News
Personal support workers (from left) Dyana Forshner-Juby, Gloria Turney and Mona Hjort. Images: submitted
Zaid Noorsumar | Privatization has negatively affected both workers and patients. The work is demanding, unstable and low-paying, and staff turnover is high.
Columnists
Julie Devaney | The argument for home care was that it was giving the people what they want. So why are patients now being asked to leave their homes to access care after being discharged from hospitals?
Columnists
Pat Kerwin, Retiree Matters | There should be better access to palliative care for people in their final days, but some will want to end the inevitable progress of a disease or condition. We should respect that decision.
Blog
Pete Hudson | Manitoba's home care program is publicly funded and publicly delivered. The elephant in the room in the upcoming election will be privatization.
Columnists
Retiree Matters, Pat Kerwin | Death used to be a regular feature of everyday life, but today in Canada, it's largely reserved for old age or unexpected events. How can ensure that well-being extends to the last chapters of life?
Columnists
Julie Devaney | The Ontario government has a new plan for home care that promises increased funding and improvements. But are these enough in a system threatened by privatization, market-modelled care and austerity?
Columnists

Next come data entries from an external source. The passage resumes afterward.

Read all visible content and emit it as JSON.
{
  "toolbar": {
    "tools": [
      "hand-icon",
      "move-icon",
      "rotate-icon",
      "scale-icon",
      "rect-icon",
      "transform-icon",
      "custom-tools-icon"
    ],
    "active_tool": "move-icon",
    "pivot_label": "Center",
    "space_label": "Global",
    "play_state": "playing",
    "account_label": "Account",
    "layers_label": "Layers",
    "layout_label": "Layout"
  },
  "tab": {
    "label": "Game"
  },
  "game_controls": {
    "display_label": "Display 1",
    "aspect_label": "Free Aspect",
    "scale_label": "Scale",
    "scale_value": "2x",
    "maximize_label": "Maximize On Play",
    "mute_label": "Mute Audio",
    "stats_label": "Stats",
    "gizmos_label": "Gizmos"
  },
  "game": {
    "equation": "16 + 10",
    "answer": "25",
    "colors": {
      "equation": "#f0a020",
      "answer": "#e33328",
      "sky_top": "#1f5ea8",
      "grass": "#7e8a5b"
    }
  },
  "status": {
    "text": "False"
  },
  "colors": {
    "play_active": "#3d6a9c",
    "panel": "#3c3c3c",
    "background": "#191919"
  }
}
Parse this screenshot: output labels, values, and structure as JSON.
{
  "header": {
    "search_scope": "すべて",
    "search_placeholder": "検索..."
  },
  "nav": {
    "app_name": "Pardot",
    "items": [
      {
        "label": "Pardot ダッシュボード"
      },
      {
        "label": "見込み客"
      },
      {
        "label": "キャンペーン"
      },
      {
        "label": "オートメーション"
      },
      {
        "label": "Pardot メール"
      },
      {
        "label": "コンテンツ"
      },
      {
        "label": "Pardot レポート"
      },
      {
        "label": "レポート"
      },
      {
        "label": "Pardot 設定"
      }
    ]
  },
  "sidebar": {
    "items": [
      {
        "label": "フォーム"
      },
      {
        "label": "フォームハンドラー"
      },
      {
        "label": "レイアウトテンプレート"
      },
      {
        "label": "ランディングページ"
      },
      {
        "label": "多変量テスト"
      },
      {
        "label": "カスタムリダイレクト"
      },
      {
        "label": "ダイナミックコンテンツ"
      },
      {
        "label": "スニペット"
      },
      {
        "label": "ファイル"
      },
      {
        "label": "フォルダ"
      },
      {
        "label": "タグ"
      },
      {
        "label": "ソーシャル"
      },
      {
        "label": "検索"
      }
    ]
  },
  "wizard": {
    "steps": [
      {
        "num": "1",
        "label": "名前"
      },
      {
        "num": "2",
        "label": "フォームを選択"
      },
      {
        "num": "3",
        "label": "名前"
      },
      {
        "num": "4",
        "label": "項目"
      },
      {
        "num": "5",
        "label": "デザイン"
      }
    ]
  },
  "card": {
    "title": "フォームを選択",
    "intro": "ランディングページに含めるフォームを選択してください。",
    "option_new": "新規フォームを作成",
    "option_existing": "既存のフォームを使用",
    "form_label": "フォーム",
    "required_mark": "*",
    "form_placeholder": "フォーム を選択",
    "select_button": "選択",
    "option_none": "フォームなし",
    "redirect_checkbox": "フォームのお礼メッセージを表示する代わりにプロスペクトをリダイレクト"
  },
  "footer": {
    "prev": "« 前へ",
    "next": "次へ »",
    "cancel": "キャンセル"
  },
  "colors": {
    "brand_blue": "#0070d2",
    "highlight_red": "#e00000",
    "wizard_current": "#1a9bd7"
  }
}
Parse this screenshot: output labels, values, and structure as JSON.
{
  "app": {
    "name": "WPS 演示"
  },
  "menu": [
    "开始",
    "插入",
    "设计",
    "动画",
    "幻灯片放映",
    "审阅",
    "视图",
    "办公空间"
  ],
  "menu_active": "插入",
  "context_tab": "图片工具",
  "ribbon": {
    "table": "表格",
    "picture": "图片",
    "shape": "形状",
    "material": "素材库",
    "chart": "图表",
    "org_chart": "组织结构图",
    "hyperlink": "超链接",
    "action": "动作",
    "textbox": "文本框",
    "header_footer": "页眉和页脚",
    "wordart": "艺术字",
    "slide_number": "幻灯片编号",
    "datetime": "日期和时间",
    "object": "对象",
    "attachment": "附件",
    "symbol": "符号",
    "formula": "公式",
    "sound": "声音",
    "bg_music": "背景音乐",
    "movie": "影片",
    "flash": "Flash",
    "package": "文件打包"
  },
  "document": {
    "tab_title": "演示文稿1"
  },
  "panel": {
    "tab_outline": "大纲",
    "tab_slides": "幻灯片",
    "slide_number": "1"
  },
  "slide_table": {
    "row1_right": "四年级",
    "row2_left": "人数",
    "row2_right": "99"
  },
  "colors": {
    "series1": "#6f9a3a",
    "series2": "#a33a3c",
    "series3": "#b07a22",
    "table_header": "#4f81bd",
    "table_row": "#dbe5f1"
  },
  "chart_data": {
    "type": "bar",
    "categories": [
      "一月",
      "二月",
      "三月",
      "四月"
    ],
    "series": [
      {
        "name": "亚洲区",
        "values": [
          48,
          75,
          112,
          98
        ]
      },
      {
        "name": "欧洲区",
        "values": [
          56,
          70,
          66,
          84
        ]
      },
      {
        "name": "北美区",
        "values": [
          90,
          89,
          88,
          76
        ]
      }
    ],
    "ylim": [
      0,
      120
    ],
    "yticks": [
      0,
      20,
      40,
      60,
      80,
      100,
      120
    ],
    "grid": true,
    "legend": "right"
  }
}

Retiree Matters, Doug Macpherson | There's an opportunity in October for older Canadians to tell politicians what they want and expect from future governments. Seniors are voting and they're going to make it count.